Q & A
with Dr. Nghia Hoang
Ph.D.: Computer Science, National University of Singapore
B.Sc. : Information Technology, University of Science, Vietnam National University
What do you teach?
I teach an artificial intelligence course.
What do you enjoy most about teaching?
To me the most enjoyable moment of teaching is when I see my students being able to relate, discuss and interpret the connection between the concepts taught in classes.
Being able to do so means the students have truly acquired a deep understanding of the topics and will be able to study more independently moving forward to achieve further successes and discoveries in their career paths.
What is your research focus?
My research focuses on developing personalized intelligent systems comprising IoT devices (e.g., smart phones/watches) assisting a large user base.
Key aspects of such systems are:
- Personalizability: devices are used by different users with different task preferences, so personalized models are needed;
- Transferability: devices must also be capable of utilizing past, collective knowledge of others to further enhance their problem-solving efficacy without intruding on the private data of others;
- Interpretability: transferred knowledge must be represented in human-understandable forms so that they can be easily combined or integrated consistently; and
- Decentralizability: hosting and maintaining personalized models on server do not scale well with the explosive growth of users, so personalized models need to be on edge devices of the computing network
What drew you to your field of study?
I was attracted to computer science – artificial intelligence and machine learning in particular — because of its unique stimulation in problem solving and knowledge discovery.
I find computer science offers an interesting toolset with multitudes of abstraction levels that help model and solve very practical problems, which constantly drives forward the development of new technologies. Furthermore, the high-level abstraction of computer science also makes it highly applicable to other scientific disciplines which makes the knowledge exploration and discovery even more exciting and fun.
What keeps you motivated in your work?
The endless opportunities of finding and solving new problems is the key motivation for me in this profession. I highly value the privilege to teach, mentor and collaborate with students in the process of exploration and knowledge discovery in this position, which is always more of a calling than a job to me.
What advice do you have for students?
To be successful in computer science, I believe (from my own personal experience) it is most important to remain passionate and motivated.
This means for example:
- Pursue knowledge proactively outside of courses;
- Avoid last-minute cramming;
- Prioritize courses that fit best with your education plan rather than those that you are most likely to do well (but are not as relevant);
develop both theoretic and hands-on skill;
- One would help you think big, focus on what is most important while the other would help translate your idea into concrete, measurable work
connect to professors and fellow students;
- Speaking often to professors helps keep in touch with most up-to-date changes in the field, while speaking to fellow students helps with learning better study habits and creating a sense of community within the institution.
On the other hand, do not forget to rest and relax.
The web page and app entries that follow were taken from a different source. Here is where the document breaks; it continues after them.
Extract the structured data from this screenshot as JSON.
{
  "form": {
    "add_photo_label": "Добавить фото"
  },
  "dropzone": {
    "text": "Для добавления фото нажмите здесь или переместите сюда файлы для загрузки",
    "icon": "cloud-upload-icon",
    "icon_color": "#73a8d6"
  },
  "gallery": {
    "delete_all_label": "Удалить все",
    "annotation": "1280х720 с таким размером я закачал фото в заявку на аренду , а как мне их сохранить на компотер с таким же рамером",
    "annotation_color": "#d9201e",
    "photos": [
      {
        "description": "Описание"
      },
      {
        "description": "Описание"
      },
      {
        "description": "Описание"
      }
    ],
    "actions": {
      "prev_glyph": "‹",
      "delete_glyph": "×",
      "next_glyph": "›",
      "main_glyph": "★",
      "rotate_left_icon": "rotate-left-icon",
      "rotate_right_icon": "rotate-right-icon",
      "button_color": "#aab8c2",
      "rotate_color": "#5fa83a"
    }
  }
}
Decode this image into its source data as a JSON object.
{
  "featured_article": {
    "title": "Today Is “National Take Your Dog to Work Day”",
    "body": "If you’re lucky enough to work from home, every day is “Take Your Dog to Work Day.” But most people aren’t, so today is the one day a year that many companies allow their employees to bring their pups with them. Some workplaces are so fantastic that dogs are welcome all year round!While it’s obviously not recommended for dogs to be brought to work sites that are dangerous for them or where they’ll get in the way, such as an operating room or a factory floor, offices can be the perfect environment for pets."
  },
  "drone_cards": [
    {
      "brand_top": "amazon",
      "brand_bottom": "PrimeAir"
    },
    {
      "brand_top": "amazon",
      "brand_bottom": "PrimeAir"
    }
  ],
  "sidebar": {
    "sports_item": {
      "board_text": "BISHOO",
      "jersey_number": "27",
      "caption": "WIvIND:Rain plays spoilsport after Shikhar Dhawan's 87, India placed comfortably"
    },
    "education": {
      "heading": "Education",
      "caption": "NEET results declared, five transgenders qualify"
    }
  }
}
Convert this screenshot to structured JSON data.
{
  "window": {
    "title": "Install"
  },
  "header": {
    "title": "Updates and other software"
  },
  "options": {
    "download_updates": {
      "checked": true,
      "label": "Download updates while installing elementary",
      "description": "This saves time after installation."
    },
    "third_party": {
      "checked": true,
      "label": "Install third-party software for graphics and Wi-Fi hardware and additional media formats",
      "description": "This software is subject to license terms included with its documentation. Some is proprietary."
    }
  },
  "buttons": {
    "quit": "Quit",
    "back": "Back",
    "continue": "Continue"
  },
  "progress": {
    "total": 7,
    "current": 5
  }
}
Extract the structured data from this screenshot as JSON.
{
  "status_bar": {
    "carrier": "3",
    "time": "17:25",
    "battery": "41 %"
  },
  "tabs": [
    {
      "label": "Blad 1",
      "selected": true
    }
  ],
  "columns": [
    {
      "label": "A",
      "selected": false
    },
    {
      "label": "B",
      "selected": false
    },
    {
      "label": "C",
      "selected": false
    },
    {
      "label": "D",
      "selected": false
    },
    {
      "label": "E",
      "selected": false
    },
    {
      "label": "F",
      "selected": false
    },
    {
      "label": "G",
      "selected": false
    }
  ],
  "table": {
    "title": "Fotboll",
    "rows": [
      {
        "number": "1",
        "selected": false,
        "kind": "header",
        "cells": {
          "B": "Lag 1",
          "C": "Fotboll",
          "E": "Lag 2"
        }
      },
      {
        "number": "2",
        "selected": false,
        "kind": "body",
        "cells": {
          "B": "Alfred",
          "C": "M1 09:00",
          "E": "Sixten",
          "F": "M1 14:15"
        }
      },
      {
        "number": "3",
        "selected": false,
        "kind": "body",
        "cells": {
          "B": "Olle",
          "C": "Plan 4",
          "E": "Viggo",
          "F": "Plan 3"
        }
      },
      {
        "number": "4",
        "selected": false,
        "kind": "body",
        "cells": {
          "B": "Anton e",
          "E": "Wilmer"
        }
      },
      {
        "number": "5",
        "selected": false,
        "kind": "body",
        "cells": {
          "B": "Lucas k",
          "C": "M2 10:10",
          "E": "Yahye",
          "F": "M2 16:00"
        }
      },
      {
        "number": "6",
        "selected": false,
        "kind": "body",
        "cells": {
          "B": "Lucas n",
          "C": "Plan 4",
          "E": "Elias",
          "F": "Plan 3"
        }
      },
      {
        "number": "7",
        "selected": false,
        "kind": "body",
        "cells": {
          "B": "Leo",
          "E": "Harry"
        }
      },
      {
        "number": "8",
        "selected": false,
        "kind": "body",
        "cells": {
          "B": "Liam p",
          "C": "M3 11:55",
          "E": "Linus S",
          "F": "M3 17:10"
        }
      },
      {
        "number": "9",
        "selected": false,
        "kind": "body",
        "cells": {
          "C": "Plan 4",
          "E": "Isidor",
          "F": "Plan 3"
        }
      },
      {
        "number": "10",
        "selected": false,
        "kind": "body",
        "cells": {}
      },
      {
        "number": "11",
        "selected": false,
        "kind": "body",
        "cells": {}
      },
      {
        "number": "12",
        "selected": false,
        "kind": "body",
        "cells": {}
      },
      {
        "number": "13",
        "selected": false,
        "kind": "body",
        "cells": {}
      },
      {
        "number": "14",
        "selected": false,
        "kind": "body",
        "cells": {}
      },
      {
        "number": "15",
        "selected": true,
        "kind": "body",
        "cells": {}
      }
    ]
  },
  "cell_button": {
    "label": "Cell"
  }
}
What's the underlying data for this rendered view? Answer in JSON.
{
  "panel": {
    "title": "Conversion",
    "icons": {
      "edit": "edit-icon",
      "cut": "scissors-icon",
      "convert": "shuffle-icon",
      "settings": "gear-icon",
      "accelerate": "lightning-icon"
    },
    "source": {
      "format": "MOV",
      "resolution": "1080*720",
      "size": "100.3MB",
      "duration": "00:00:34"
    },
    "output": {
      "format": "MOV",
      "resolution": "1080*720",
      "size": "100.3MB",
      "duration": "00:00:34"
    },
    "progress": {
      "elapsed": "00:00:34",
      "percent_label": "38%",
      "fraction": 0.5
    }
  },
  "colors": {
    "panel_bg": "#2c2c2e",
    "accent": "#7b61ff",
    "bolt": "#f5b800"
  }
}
Extended periods of hardworking and cramming could lead to burnt-out. Making time to relax can help you solve complex problems, design creative solutions.
If you could go back in time, what if anything would you do differently as a student?
I would advise my past self to be more proactive in communicating with my advisor. An advisor is there to help but the students need to communicate what are the difficulties to get the right help.
I would also adopt better reading strategies which could have got me the bird’s eye view much faster. Back in the day, I attempted to read each and every paper in depth and that turns out to be both overwhelming and inefficient.
Today, I believe a better tack to reading papers would be to decide at which depth level a paper should be read. This will not only fasten the literature survey but also improve our ability to focus on the big picture, avoid technical nuances while reading papers.
Why would you recommend Washington State University to others?
I would recommend Washington State University to others as a great place to be if they are looking for a research utopia to develop their career. Although I have not been with a university for very long, I have already had a lot of help and support from many senior faculty members in the department to get me started well ahead of time.
I would tell my colleagues confidently that here at WSU, we have a very resourceful and enabling faculty with world-class researcher and education programs which certainly gives the best environment to develop a long-term career.
Furthermore, on a personal note, I particularly love the urban and suburban mixing vibes in the Pullman-Moscow area which are relaxing and ideal for research stimulation. So, to me, this is really the place to be for someone who is looking for a beautiful place with a serene and peaceful atmosphere to live, work and grow a family.